- [Try it] Without the pictures, print each of the records below exactly as it appears.

- [Data supplied]
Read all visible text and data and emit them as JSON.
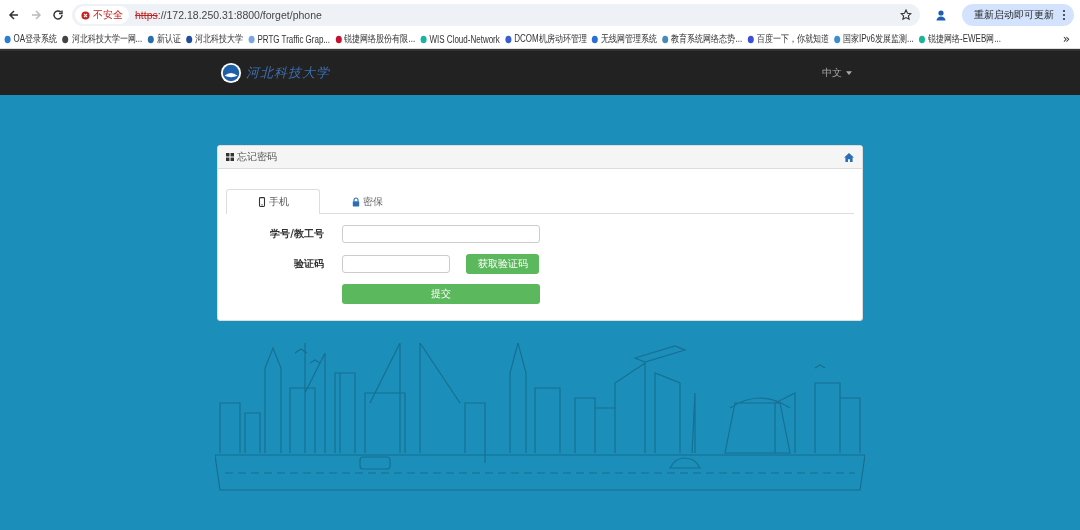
{
  "browser": {
    "back_enabled": true,
    "forward_enabled": false,
    "security_label": "不安全",
    "url_scheme": "https",
    "url_rest": "://172.18.250.31:8800/forget/phone",
    "update_button": "重新启动即可更新"
  },
  "bookmarks": [
    {
      "label": "OA登录系统",
      "color": "#2a7fd4"
    },
    {
      "label": "河北科技大学一网...",
      "color": "#444444"
    },
    {
      "label": "新认证",
      "color": "#2a6fa8"
    },
    {
      "label": "河北科技大学",
      "color": "#1f4f9a"
    },
    {
      "label": "PRTG Traffic Grap...",
      "color": "#7aa7e0"
    },
    {
      "label": "锐捷网络股份有限...",
      "color": "#c8102e"
    },
    {
      "label": "WIS Cloud-Network",
      "color": "#1bb3a8"
    },
    {
      "label": "DCOM机房动环管理",
      "color": "#3a5fcd"
    },
    {
      "label": "无线网管理系统",
      "color": "#2a6fd4"
    },
    {
      "label": "教育系统网络态势...",
      "color": "#4a8ab8"
    },
    {
      "label": "百度一下，你就知道",
      "color": "#3b4fd8"
    },
    {
      "label": "国家IPv6发展监测...",
      "color": "#3a8fd4"
    },
    {
      "label": "锐捷网络-EWEB网...",
      "color": "#1bb39a"
    }
  ],
  "bookmarks_more": "»",
  "navbar": {
    "logo_text": "河北科技大学",
    "language": "中文"
  },
  "panel": {
    "title": "忘记密码",
    "tabs": [
      {
        "kind": "phone",
        "label": "手机",
        "selected": true
      },
      {
        "kind": "lock",
        "label": "密保",
        "selected": false
      }
    ],
    "id_label": "学号/教工号",
    "code_label": "验证码",
    "code_button": "获取验证码",
    "submit": "提交"
  }
}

- [Solved exercise]
Read all visible text and data and emit them as JSON.
{
  "browser": {
    "back_enabled": true,
    "forward_enabled": false,
    "security_label": "不安全",
    "url_scheme": "https",
    "url_rest": "://172.18.250.31:8800/forget/phone",
    "update_button": "重新启动即可更新"
  },
  "bookmarks": [
    {
      "label": "OA登录系统",
      "color": "#2a7fd4"
    },
    {
      "label": "河北科技大学一网...",
      "color": "#444444"
    },
    {
      "label": "新认证",
      "color": "#2a6fa8"
    },
    {
      "label": "河北科技大学",
      "color": "#1f4f9a"
    },
    {
      "label": "PRTG Traffic Grap...",
      "color": "#7aa7e0"
    },
    {
      "label": "锐捷网络股份有限...",
      "color": "#c8102e"
    },
    {
      "label": "WIS Cloud-Network",
      "color": "#1bb3a8"
    },
    {
      "label": "DCOM机房动环管理",
      "color": "#3a5fcd"
    },
    {
      "label": "无线网管理系统",
      "color": "#2a6fd4"
    },
    {
      "label": "教育系统网络态势...",
      "color": "#4a8ab8"
    },
    {
      "label": "百度一下，你就知道",
      "color": "#3b4fd8"
    },
    {
      "label": "国家IPv6发展监测...",
      "color": "#3a8fd4"
    },
    {
      "label": "锐捷网络-EWEB网...",
      "color": "#1bb39a"
    }
  ],
  "bookmarks_more": "»",
  "navbar": {
    "logo_text": "河北科技大学",
    "language": "中文"
  },
  "panel": {
    "title": "忘记密码",
    "tabs": [
      {
        "kind": "phone",
        "label": "手机",
        "selected": true
      },
      {
        "kind": "lock",
        "label": "密保",
        "selected": false
      }
    ],
    "id_label": "学号/教工号",
    "code_label": "验证码",
    "code_button": "获取验证码",
    "submit": "提交"
  }
}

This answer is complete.